There was one scent that permeated the MADE LA fashion festival this weekend. And it wasn’t Le Labo’s ubiquitous Santal 33 perfume, nor was it Chanel No. 5. Instead, the event deck at LA Live was, at times, heavily perfumed with weed.
Not usually an accessory on a fashion runway, the not-s0-illicit substance was actually a rather fitting addition, considering rappers Snoop Dogg and Wiz Khalifa were the headliners of the weekend. The rappers weren’t debuting collections of their own, but rather working alongside well-established brands of the West Coast variety. And they brought some joints to celebrate the occasion.
Snoop Dogg’s partnership with Joyrich was notable for a few reasons.
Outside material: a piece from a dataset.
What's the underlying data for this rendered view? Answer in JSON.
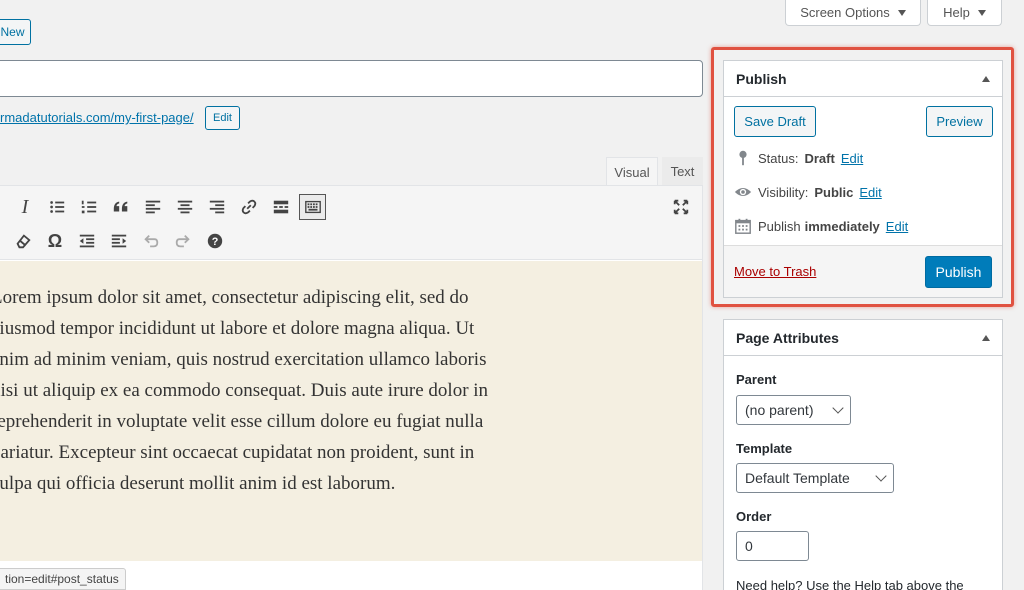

For one, it was the first time the rapper has put his touch on a fashion collection since his Rich And Infamous clothing line shut down in 2010. It also marked the design debut of his son, Cordell Broadus, who was the creative director for the range of plaid PJ pants, fuzzy hooded jackets and sweatpants with one leg rolled up. And seeing as all good things happen in threes, this range also marks the 10 year anniversary of Joyrich, the street wear label founded by Tom Hirota.
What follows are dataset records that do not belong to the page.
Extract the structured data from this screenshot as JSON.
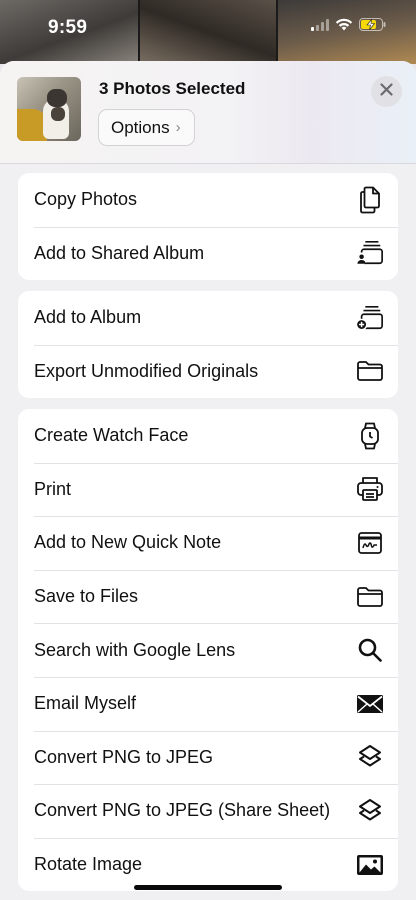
{
  "status_bar": {
    "time": "9:59"
  },
  "header": {
    "title": "3 Photos Selected",
    "options_label": "Options",
    "options_chevron": "›"
  },
  "groups": [
    {
      "rows": [
        {
          "label": "Copy Photos",
          "icon": "copy-photos-icon"
        },
        {
          "label": "Add to Shared Album",
          "icon": "shared-album-icon"
        }
      ]
    },
    {
      "rows": [
        {
          "label": "Add to Album",
          "icon": "add-album-icon"
        },
        {
          "label": "Export Unmodified Originals",
          "icon": "folder-icon"
        }
      ]
    },
    {
      "rows": [
        {
          "label": "Create Watch Face",
          "icon": "watch-icon"
        },
        {
          "label": "Print",
          "icon": "printer-icon"
        },
        {
          "label": "Add to New Quick Note",
          "icon": "quick-note-icon"
        },
        {
          "label": "Save to Files",
          "icon": "folder-icon"
        },
        {
          "label": "Search with Google Lens",
          "icon": "search-icon"
        },
        {
          "label": "Email Myself",
          "icon": "envelope-icon"
        },
        {
          "label": "Convert PNG to JPEG",
          "icon": "shortcuts-icon"
        },
        {
          "label": "Convert PNG to JPEG (Share Sheet)",
          "icon": "shortcuts-icon"
        },
        {
          "label": "Rotate Image",
          "icon": "image-icon"
        }
      ]
    }
  ],
  "colors": {
    "sheet_background": "#f0eff2",
    "row_background": "#ffffff",
    "separator": "#e2e1e5",
    "text": "#111111"
  }
}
Considering the set of the show was littered with vintage lowriders, most of the models were donning blue bandanas (some of which were even fashioned into skimpy bikinis) and had heavy gold chains, the inspiration for the range was rather obvious: it was Snoop Dogg himself. While the t-shirts featured dog graphics, a nod to the origin of the rapper’s name, the number 93 was also strewn about, in reference to the year his first album, Doggystyle, was released.
While girls in bikinis gyrated alongside the cars, duos of models casually strolled by, all of whom wore socks with their shower slides. It may have been as far from the traditional runway stomp as one could get—with Snoop Dogg DJing from a booth in the middle of the floor—but it still entertained and enthralled the audience.
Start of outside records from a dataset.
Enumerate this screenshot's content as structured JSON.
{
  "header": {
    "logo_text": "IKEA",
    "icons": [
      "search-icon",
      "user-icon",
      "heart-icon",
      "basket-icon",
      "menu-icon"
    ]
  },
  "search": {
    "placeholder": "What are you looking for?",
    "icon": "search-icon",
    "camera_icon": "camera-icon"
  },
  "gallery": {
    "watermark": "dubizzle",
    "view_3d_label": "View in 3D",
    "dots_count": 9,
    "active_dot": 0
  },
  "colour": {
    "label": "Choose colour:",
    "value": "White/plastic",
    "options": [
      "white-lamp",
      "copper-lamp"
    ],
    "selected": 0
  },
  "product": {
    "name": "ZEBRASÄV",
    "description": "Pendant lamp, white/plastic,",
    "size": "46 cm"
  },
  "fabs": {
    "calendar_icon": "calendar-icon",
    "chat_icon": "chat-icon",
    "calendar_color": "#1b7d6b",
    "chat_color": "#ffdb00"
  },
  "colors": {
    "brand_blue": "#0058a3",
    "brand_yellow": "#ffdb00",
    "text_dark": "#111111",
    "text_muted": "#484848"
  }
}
On the other hand, it would be generous to consider the fruits of Wiz Khalifa‘s collaboration with 424 and Pleasures to be actual fashion. The range was mostly just yellow sweatshirts with “Four Two Four” spelled down the arm and a pair of black sweatpants from Pleasures with a stripe of checkered fabric down the side. But at least the rapper performed on an actual elevated catwalk. He even donned an iteration of the aforementioned outfit, but his sweatshirt was of the zippered variety. Fans of Khalifa might recognize that the colors of the clothing paid homage to one of his most famous songs: “Black and Yellow.”
Of course Wiz Khalifa entirely abandoned his shirt and sweatshirt to rap alongside the rest of his Taylor Gang crew, including Juicy J and Ty Dolla $ign. And yes, they did light up while performing hits like “We Dem Boyz,” encouraging the rest of the sold out theater to also light their joints. It was truly audience participation on a higher level.
For years, the fashion industry has pondered how to turn the traditional fashion show setup into something more interactive and something that pertains to more than just the front row of top editors. Now we know the answer: just bring in some rappers.